Operation Aristotle was launched in the City of Edinburgh in February 2012 to ensure a co-ordinated approach towards dealing with this type of crime. Part of the work has seen the Police using qualified roofing experts to assess the work of suspected rogue traders and their expert evidence has been successfully used in criminal cases of fraud.

It is clearly in the interests of everyone involved in the building and roofing trade to stamp out the presence of criminals who exploit the industry for their own benefit. I would encourage anyone with information about bogus workmen to contact their local Police Station or Crimestoppers, where information can be reported anonymously, on 0800 555 111.”

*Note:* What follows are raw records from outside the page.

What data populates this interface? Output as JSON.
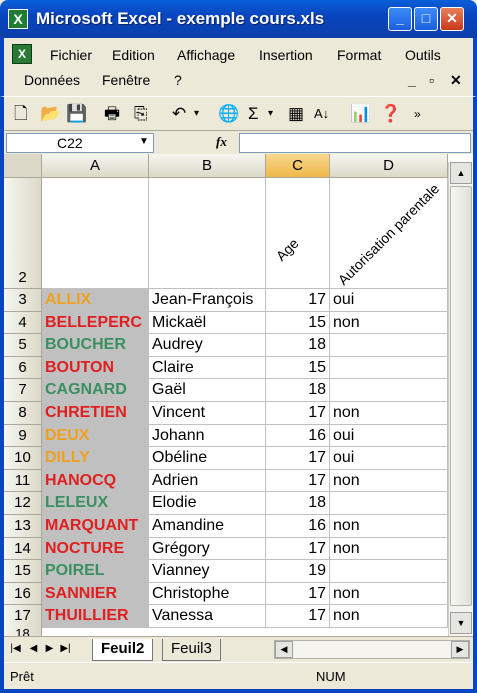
{
  "window": {
    "title": "Microsoft Excel - exemple cours.xls",
    "app_icon": "excel-icon"
  },
  "menu": {
    "row1": [
      "Fichier",
      "Edition",
      "Affichage",
      "Insertion",
      "Format",
      "Outils"
    ],
    "row2": [
      "Données",
      "Fenêtre",
      "?"
    ]
  },
  "toolbar": {
    "icons": [
      "new-icon",
      "open-icon",
      "save-icon",
      "print-icon",
      "copy-icon",
      "undo-icon",
      "dropdown-icon",
      "web-icon",
      "sum-icon",
      "dropdown-icon",
      "chart-wizard-icon",
      "sort-icon",
      "chart-icon",
      "help-icon",
      "more-icon"
    ]
  },
  "formula_bar": {
    "cell_ref": "C22",
    "fx_label": "fx",
    "value": ""
  },
  "columns": [
    "A",
    "B",
    "C",
    "D"
  ],
  "selected_column": "C",
  "header_row": {
    "row": "2",
    "age": "Age",
    "autorisation": "Autorisation parentale"
  },
  "rows": [
    {
      "n": "3",
      "nom": "ALLIX",
      "color": "#f0a020",
      "prenom": "Jean-François",
      "age": "17",
      "auth": "oui"
    },
    {
      "n": "4",
      "nom": "BELLEPERC",
      "color": "#e02020",
      "prenom": "Mickaël",
      "age": "15",
      "auth": "non"
    },
    {
      "n": "5",
      "nom": "BOUCHER",
      "color": "#3a9060",
      "prenom": "Audrey",
      "age": "18",
      "auth": ""
    },
    {
      "n": "6",
      "nom": "BOUTON",
      "color": "#e02020",
      "prenom": "Claire",
      "age": "15",
      "auth": ""
    },
    {
      "n": "7",
      "nom": "CAGNARD",
      "color": "#3a9060",
      "prenom": "Gaël",
      "age": "18",
      "auth": ""
    },
    {
      "n": "8",
      "nom": "CHRETIEN",
      "color": "#e02020",
      "prenom": "Vincent",
      "age": "17",
      "auth": "non"
    },
    {
      "n": "9",
      "nom": "DEUX",
      "color": "#f0a020",
      "prenom": "Johann",
      "age": "16",
      "auth": "oui"
    },
    {
      "n": "10",
      "nom": "DILLY",
      "color": "#f0a020",
      "prenom": "Obéline",
      "age": "17",
      "auth": "oui"
    },
    {
      "n": "11",
      "nom": "HANOCQ",
      "color": "#e02020",
      "prenom": "Adrien",
      "age": "17",
      "auth": "non"
    },
    {
      "n": "12",
      "nom": "LELEUX",
      "color": "#3a9060",
      "prenom": "Elodie",
      "age": "18",
      "auth": ""
    },
    {
      "n": "13",
      "nom": "MARQUANT",
      "color": "#e02020",
      "prenom": "Amandine",
      "age": "16",
      "auth": "non"
    },
    {
      "n": "14",
      "nom": "NOCTURE",
      "color": "#e02020",
      "prenom": "Grégory",
      "age": "17",
      "auth": "non"
    },
    {
      "n": "15",
      "nom": "POIREL",
      "color": "#3a9060",
      "prenom": "Vianney",
      "age": "19",
      "auth": ""
    },
    {
      "n": "16",
      "nom": "SANNIER",
      "color": "#e02020",
      "prenom": "Christophe",
      "age": "17",
      "auth": "non"
    },
    {
      "n": "17",
      "nom": "THUILLIER",
      "color": "#e02020",
      "prenom": "Vanessa",
      "age": "17",
      "auth": "non"
    }
  ],
  "partial_row": "18",
  "sheet_tabs": [
    {
      "label": "Feuil2",
      "active": true
    },
    {
      "label": "Feuil3",
      "active": false
    }
  ],
  "status": {
    "text": "Prêt",
    "num": "NUM"
  }
}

I cannot relate to any individual cases at this time as many remain in the legal system, but I can confirm the cash amounts range from a few hundred pounds to £150,000 from one vulnerable old lady.  The talent these “scammers” have for extorting money from the more susceptible people within our society knows no bounds. 

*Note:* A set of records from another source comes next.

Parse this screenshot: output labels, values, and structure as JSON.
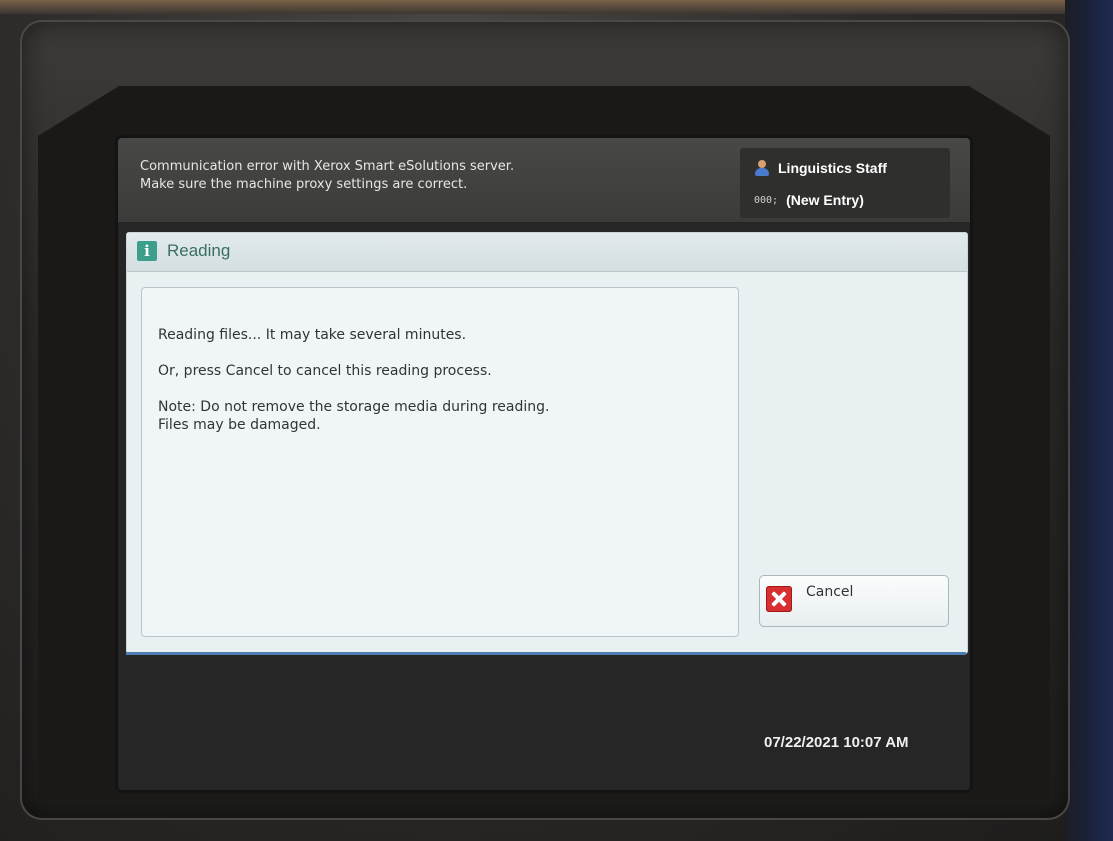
{
  "system_message": {
    "line1": "Communication error with Xerox Smart eSolutions server.",
    "line2": "Make sure the machine proxy settings are correct."
  },
  "user": {
    "name": "Linguistics Staff",
    "account_icon": "000;",
    "account_label": "(New Entry)"
  },
  "dialog": {
    "title": "Reading",
    "paragraphs": [
      "Reading files... It may take several minutes.",
      "Or, press Cancel to cancel this reading process."
    ],
    "note_line1": "Note: Do not remove the storage media during reading.",
    "note_line2": "Files may be damaged.",
    "cancel_label": "Cancel"
  },
  "status": {
    "datetime": "07/22/2021  10:07 AM"
  },
  "colors": {
    "dialog_bg": "#e8f0f2",
    "title_color": "#3a6f62",
    "info_icon_bg": "#3e9e8c",
    "cancel_icon_bg": "#d83030",
    "accent_strip": "#4d7fb0"
  }
}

The main reason for this article is to create awareness of the issues at hand.  If you, as a contractor, have any suspicions concerning contractors working nearby, call the police.  Tell-tale clues that strongly indicate a “scammer” are no markings on vehicles, no scaffold or PPE, driving the client down to the bank for funds and of course, general poor workmanship.

We all have a massive part to play in informing the vulnerable, and occasionally not so vulnerable, of the pitfalls relatives to scams.

The Divisional Officer for South Lanarkshire Council’s Trading Standards, said “Consumers should be able to rely on any business to carry out repairs to a satisfactory standard.

Unfortunately many older and vulnerable adults do fall victim to bogus workmen or plausible sales people who then demand large amounts of money for little or no service. Bogus property repairers can and do employ very plausible sales techniques to get householders to use them straight away.

South Lanarkshire Trading Standards, together with our partner agencies have for some time been working together to disrupt and detect those engaged in doorstep crime and would advise consumers that if property repair work is required, get several written quotes from trustworthy or recommended firms and then decide who is right for you.”

The Police in Scotland and also Trading Standards are carrying out a wonderful service, which as an industry we should support wholeheartedly.


Graeme Millar

NFRC President